The Texas Senate (meeting in Austin) will debate a very important bill to revise Texas' end-of-life laws as early as Thursday. Please immediately contact and urge Lt. Governor David Dewhurst and your Texas Senator to support SB 303, a pro-life bill that protects patients from premature withdrawal of food and water, increases compassionate communication with families members, and protects provider conscience.
Please call or email ASAP. Your two call or emails will take about three minutes, but they may save many lives!
Please make your contacts by Thursday, and feel free to use your own words.
Sample Phone Message (Please call during business hours):
"Hello, my name is (name). I live at (address). Please ask (Lt. Governor Dewhurst / Senator __________) to support Senate Bill 303, the pro-life end of life bill. Thank you."
Sample Email Message:
Dear (Governor Dewhurst / Senator ____________):
I urge you to support Senate Bill 303, the pro-life end of life bill to help families protect loved ones near the end of life. This bill prevents secret DNAR orders ("Do Not Attempt Resuscitation"), prevents the denial of food and water so patients are not involuntarily starved or dehydrated to death, increases the dispute resolution process from 12 to 28 days, and preserves conscience protections so physicians are not required to provide futile or harmful procedures indefinitely.
Why is reform necessary?
The Texas Advance Directives Act lacks clarity given the complexity of end-of-life care. It contains definitions that could be interpreted to permit the withdrawal of care for patients, who may have an irreversible, but non-terminal, condition. It also fails to ensure that all patients are provided with ordinary care (i.e., nutrition and hydration). In addition, reforms are needed to provide more compassionate communication between medical professionals and patients’ families when disagreements arise.

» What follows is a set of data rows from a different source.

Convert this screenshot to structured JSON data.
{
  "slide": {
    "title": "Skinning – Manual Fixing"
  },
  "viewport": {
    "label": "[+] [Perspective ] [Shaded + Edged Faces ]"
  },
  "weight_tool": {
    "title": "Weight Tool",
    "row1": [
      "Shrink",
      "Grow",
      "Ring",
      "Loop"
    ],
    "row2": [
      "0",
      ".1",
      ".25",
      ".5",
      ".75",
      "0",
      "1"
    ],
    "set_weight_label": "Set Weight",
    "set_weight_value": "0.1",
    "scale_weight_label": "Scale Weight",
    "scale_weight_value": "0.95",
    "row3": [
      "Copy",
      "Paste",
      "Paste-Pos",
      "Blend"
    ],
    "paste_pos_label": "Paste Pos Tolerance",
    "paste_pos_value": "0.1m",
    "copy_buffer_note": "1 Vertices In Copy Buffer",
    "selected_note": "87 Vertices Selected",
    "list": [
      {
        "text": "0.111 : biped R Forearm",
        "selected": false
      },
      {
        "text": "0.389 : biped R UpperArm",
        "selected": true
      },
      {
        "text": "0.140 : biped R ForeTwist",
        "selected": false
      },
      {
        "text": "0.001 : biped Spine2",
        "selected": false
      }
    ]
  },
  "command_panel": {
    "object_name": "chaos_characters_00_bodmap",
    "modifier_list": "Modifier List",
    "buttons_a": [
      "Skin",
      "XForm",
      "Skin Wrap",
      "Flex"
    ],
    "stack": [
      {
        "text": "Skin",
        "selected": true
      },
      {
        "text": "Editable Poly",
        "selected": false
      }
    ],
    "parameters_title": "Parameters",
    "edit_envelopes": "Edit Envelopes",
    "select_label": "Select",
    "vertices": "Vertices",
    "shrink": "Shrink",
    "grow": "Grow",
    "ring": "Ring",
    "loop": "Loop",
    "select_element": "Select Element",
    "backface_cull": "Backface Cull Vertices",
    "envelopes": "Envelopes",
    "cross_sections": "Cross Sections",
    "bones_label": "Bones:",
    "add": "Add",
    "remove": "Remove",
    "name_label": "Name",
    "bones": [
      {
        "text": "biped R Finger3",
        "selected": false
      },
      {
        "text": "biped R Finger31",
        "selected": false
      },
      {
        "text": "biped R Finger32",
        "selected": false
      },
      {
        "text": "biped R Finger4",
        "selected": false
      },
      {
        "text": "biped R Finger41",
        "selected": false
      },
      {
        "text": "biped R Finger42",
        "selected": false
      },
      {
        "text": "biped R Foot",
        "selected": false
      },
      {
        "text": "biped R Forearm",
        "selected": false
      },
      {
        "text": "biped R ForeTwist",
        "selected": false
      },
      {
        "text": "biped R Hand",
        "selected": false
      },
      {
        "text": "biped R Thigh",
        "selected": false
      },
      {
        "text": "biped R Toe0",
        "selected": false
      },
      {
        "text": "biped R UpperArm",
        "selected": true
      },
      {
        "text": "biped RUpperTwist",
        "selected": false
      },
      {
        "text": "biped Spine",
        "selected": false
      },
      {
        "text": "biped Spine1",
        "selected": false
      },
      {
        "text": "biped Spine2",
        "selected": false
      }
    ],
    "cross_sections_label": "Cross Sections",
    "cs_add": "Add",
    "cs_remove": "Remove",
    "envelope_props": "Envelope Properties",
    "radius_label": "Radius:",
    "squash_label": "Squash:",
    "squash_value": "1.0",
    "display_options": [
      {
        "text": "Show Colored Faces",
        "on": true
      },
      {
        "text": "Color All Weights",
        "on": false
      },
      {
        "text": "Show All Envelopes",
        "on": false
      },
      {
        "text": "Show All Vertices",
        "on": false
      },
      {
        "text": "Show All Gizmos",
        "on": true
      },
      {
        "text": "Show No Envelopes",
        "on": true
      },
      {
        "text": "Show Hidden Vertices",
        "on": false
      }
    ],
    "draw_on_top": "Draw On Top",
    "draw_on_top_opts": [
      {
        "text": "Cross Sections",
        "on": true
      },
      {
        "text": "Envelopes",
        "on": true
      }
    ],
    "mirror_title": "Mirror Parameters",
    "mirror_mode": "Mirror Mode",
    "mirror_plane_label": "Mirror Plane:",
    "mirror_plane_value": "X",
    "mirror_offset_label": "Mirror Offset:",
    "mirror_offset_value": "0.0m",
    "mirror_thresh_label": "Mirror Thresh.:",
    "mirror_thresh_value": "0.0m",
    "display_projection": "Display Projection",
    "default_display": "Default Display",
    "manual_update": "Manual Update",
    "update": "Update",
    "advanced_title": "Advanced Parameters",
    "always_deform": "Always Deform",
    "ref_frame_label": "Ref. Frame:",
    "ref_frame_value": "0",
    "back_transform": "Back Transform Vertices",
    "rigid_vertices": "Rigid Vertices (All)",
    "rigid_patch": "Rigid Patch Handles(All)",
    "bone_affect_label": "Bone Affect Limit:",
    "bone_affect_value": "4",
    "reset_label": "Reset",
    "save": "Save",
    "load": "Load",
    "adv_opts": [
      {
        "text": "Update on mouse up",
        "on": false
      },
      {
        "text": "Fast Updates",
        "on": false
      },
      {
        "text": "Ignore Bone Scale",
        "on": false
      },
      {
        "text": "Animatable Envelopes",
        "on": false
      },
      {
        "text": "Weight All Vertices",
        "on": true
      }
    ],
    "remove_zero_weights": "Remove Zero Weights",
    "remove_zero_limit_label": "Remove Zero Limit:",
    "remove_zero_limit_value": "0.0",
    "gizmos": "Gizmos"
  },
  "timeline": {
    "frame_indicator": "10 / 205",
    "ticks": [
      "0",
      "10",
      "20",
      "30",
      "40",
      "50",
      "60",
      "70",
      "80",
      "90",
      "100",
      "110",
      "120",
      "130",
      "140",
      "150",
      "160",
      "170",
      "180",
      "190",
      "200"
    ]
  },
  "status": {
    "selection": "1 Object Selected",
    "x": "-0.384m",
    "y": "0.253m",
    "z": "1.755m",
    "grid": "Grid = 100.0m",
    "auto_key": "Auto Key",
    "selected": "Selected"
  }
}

Some believe that hospitals and doctors should be required to continue life support indefinitely until transfer to another facility is accomplished. Such approaches impose indefinite treatment on dying patients, and ignore the reasonable medical and ethical judgment of professionals. Requiring physicians and hospitals to continue to provide non-beneficial treatment that they rightly believe is unethical and inappropriate violates their freedom of conscience. Such a provision takes the decision-making power away from patients, families and health care professionals and injects a government decision into what is one of the most difficult times in life.
Elements of Reform in Senate Bill 303 (HB 1444)*:
- Improves notification and appeal processes for families or surrogates when a Do-Not-Resuscitate Order is used;
- Ensure that artificially administered nutrition and hydration cannot be withdrawn from a patient, unless continuing to provide that treatment would harm the patient;
- Ensures the process is applied only to patients for whom life-sustaining treatment would be medically inappropriate and ineffective, and are difficult for the patient to endure;
- Respects the conscience of physicians and other health care providers so the law does not require them to provide unethical treatment;
- Extends the notification time to a family or surrogate from 48 hours to seven days in advance of an ethics committee meeting;
- Extends the time to find an alternative willing provider from 10 to 14 days;
- Provides the family or surrogate with a patient liaison to help guide them through the process;
- Provides the family or surrogate with a free copy of the patient’s medical record;
- Invites the family or surrogate to attend the ethics committee meeting at which future care for their loved one will be discussed; and,
- Creates reporting requirements for hospitals or hospital systems that have one or more ethics committee meetings on the process outlined in the bill.
Why is this important to the Catholic Church?
All human life is a gift by God, and is therefore innately sacred. In our lives, we strive to live a life that is worthy of our dignity, and that promotes the dignity of others. This respect for life is lifelong – from conception, which is the moment of fertilization, to natural death. A morally sound advance directive must explicitly exclude any form of euthanasia, as well as any abusive and irrational extension of the dying process. Read more.
*SB 303 / HB 1444 is supported by a coalition of organizations including Texas Catholic Conference, The National Catholic Bioethics Center, Texas Medical Association, the Texas Hospital Association (all Catholic hospitals and health facilities), Texas Alliance for Life, and the Christian Life Commission - Texas Baptists. The Texas Catholic Conference is not supporting HB 1464 due to concerns that it would impose indefinite and medically inappropriate procedures on dying patients against the reasonable medical and ethical judgment of medical professions. Click here for additional information